I always approach writing as if, were it a painting, I must paint each square inch individually, one after another, from the top of the canvas to the bottom, row after row, perfecting each little square before moving on to the next. But that’s not how you paint. You sketch out the project broadly, then add detail, then more detail, constantly revisiting and revising the work as a whole until what you have in front of you resembles what you are trying to convey.
It’s less time-consuming, though, to evaluate a painting as a whole than to revise a long-form piece of writing. Each re-read takes hours and hours, maybe days, just to be able to say, “Here’s what I’ve got.” Although you might look at a painting in a moment and say, “It’s done,” you can’t do that with a book. It never “looks” done. I would say it never feels done, either. It’s never going to be done if it reflects real life. (Some of my favorite authors end their stories abruptly – no resolution, no dénouement – because they are writing about life, and life just keeps going no mater what happens.)
So what are you after if not the straightforward beginning/middle/end of story? I’d say an impression, like a great painting or a photograph. When you look at a Van Gogh, you can see his process. But what you’re looking at, as a whole, is the final impression the artist wanted to create. Thus “Starry Night” does not look like a starry night to me, it looks like whirwinds in chaotic heavens.
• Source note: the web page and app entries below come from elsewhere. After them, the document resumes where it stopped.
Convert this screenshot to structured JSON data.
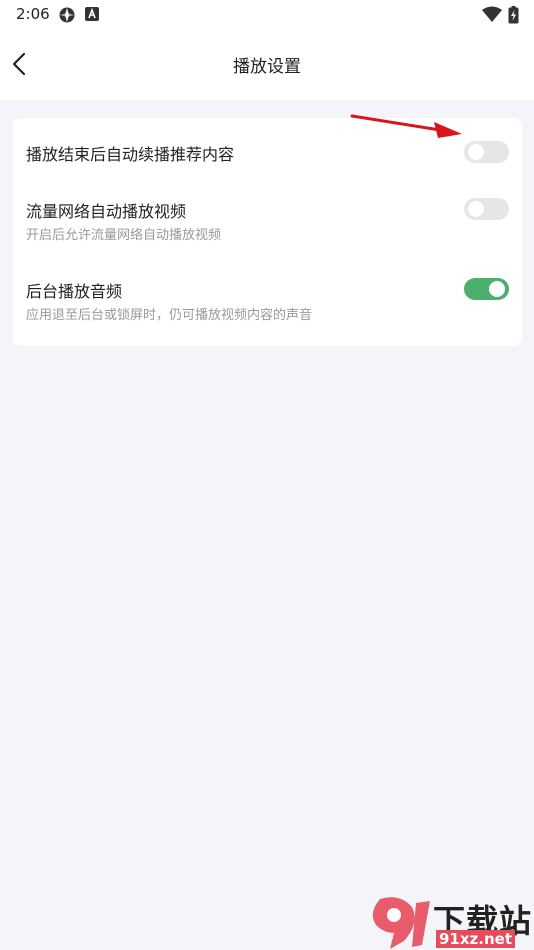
{
  "status_bar": {
    "time": "2:06",
    "icons": [
      "game-controller-icon",
      "accessibility-a-icon",
      "wifi-icon",
      "battery-charging-icon"
    ]
  },
  "header": {
    "title": "播放设置",
    "back_icon": "chevron-left-icon"
  },
  "settings": [
    {
      "title": "播放结束后自动续播推荐内容",
      "description": "",
      "enabled": false
    },
    {
      "title": "流量网络自动播放视频",
      "description": "开启后允许流量网络自动播放视频",
      "enabled": false
    },
    {
      "title": "后台播放音频",
      "description": "应用退至后台或锁屏时，仍可播放视频内容的声音",
      "enabled": true
    }
  ],
  "colors": {
    "toggle_on": "#4caf6e",
    "toggle_off": "#e6e6e6",
    "annotation_arrow": "#d9141b",
    "page_background": "#f4f5f9"
  },
  "watermark": {
    "name": "下载站",
    "domain": "91xz.net"
  }
}
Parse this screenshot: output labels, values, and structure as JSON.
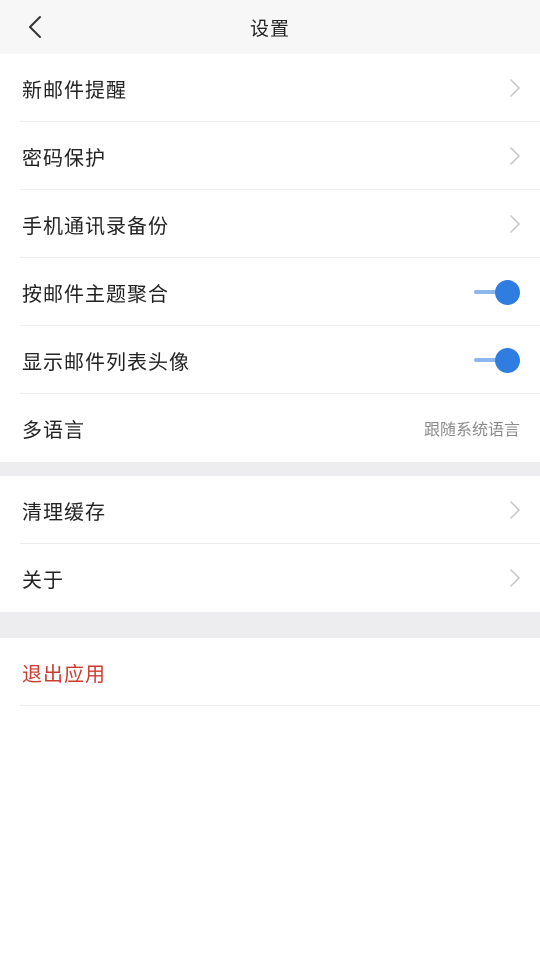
{
  "header": {
    "title": "设置",
    "back_icon": "chevron-left-icon"
  },
  "group1": {
    "items": [
      {
        "label": "新邮件提醒",
        "control": "chevron"
      },
      {
        "label": "密码保护",
        "control": "chevron"
      },
      {
        "label": "手机通讯录备份",
        "control": "chevron"
      },
      {
        "label": "按邮件主题聚合",
        "control": "toggle",
        "on": true
      },
      {
        "label": "显示邮件列表头像",
        "control": "toggle",
        "on": true
      },
      {
        "label": "多语言",
        "control": "value",
        "value": "跟随系统语言"
      }
    ]
  },
  "group2": {
    "items": [
      {
        "label": "清理缓存",
        "control": "chevron"
      },
      {
        "label": "关于",
        "control": "chevron"
      }
    ]
  },
  "exit": {
    "label": "退出应用"
  },
  "colors": {
    "accent": "#2f7de1",
    "danger": "#cf3a2e",
    "header_bg": "#f7f7f7",
    "section_gap": "#ededf0"
  }
}
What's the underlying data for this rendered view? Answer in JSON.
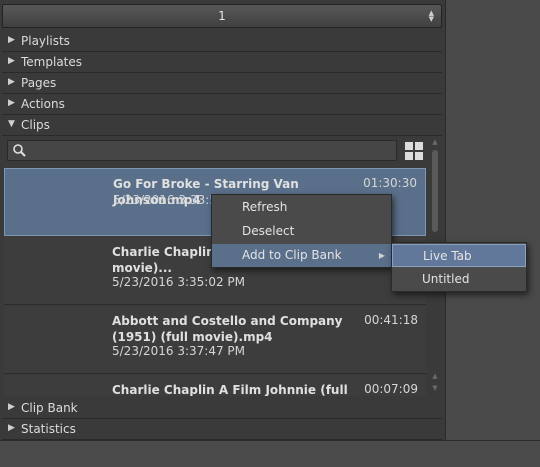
{
  "selector": {
    "value": "1"
  },
  "sections": {
    "playlists": "Playlists",
    "templates": "Templates",
    "pages": "Pages",
    "actions": "Actions",
    "clips": "Clips",
    "clip_bank": "Clip Bank",
    "statistics": "Statistics"
  },
  "search": {
    "placeholder": ""
  },
  "clips": [
    {
      "name": "Go For Broke - Starring Van Johnson.mp4",
      "date": "5/23/2016 3:33:51 PM",
      "duration": "01:30:30"
    },
    {
      "name": "Charlie Chaplin Th... (1914) (full movie)...",
      "date": "5/23/2016 3:35:02 PM",
      "duration": ""
    },
    {
      "name": "Abbott and Costello and Company (1951) (full movie).mp4",
      "date": "5/23/2016 3:37:47 PM",
      "duration": "00:41:18"
    },
    {
      "name": "Charlie Chaplin A Film Johnnie (full",
      "date": "",
      "duration": "00:07:09"
    }
  ],
  "context_menu": {
    "items": [
      "Refresh",
      "Deselect",
      "Add to Clip Bank"
    ]
  },
  "submenu": {
    "items": [
      "Live Tab",
      "Untitled"
    ]
  }
}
Goya’s “3rd of May 1808” horrifies me not so much because of the subject (we’ve all seen thousands of war images) but because of the impression I get, the bold angled “spotlight” coming from nowhere, shining brightest on the white shirt of a man about to be murdered by another man, about to become not bright white but red with his blood, a distillation of abstract “war” down to its base human outcome: people murdering each other at close range, over and over, for no good reason.